Interface dataset entries:
Start of Block

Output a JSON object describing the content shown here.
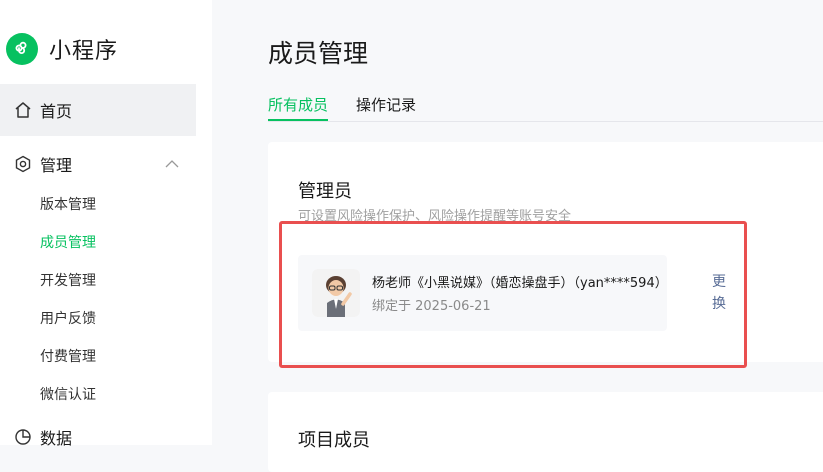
{
  "app": {
    "name": "小程序",
    "accent": "#07c160"
  },
  "sidebar": {
    "home": {
      "label": "首页",
      "icon": "home-icon"
    },
    "manage": {
      "label": "管理",
      "icon": "manage-hexagon-icon",
      "expanded": true
    },
    "manage_items": [
      {
        "label": "版本管理",
        "active": false
      },
      {
        "label": "成员管理",
        "active": true
      },
      {
        "label": "开发管理",
        "active": false
      },
      {
        "label": "用户反馈",
        "active": false
      },
      {
        "label": "付费管理",
        "active": false
      },
      {
        "label": "微信认证",
        "active": false
      }
    ],
    "data": {
      "label": "数据",
      "icon": "data-pie-icon"
    }
  },
  "main": {
    "title": "成员管理",
    "tabs": [
      {
        "label": "所有成员",
        "active": true
      },
      {
        "label": "操作记录",
        "active": false
      }
    ],
    "admin_card": {
      "title": "管理员",
      "description": "可设置风险操作保护、风险操作提醒等账号安全",
      "member": {
        "name": "杨老师《小黑说媒》（婚恋操盘手）（yan****594）",
        "bind_date": "绑定于 2025-06-21"
      },
      "change_label": "更换"
    },
    "project_card": {
      "title": "项目成员"
    }
  },
  "annotation": {
    "highlight_color": "#e94f4f"
  }
}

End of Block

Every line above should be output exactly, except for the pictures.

Output a JSON object describing the content shown here.
{
  "app": {
    "name": "小程序",
    "accent": "#07c160"
  },
  "sidebar": {
    "home": {
      "label": "首页",
      "icon": "home-icon"
    },
    "manage": {
      "label": "管理",
      "icon": "manage-hexagon-icon",
      "expanded": true
    },
    "manage_items": [
      {
        "label": "版本管理",
        "active": false
      },
      {
        "label": "成员管理",
        "active": true
      },
      {
        "label": "开发管理",
        "active": false
      },
      {
        "label": "用户反馈",
        "active": false
      },
      {
        "label": "付费管理",
        "active": false
      },
      {
        "label": "微信认证",
        "active": false
      }
    ],
    "data": {
      "label": "数据",
      "icon": "data-pie-icon"
    }
  },
  "main": {
    "title": "成员管理",
    "tabs": [
      {
        "label": "所有成员",
        "active": true
      },
      {
        "label": "操作记录",
        "active": false
      }
    ],
    "admin_card": {
      "title": "管理员",
      "description": "可设置风险操作保护、风险操作提醒等账号安全",
      "member": {
        "name": "杨老师《小黑说媒》（婚恋操盘手）（yan****594）",
        "bind_date": "绑定于 2025-06-21"
      },
      "change_label": "更换"
    },
    "project_card": {
      "title": "项目成员"
    }
  },
  "annotation": {
    "highlight_color": "#e94f4f"
  }
}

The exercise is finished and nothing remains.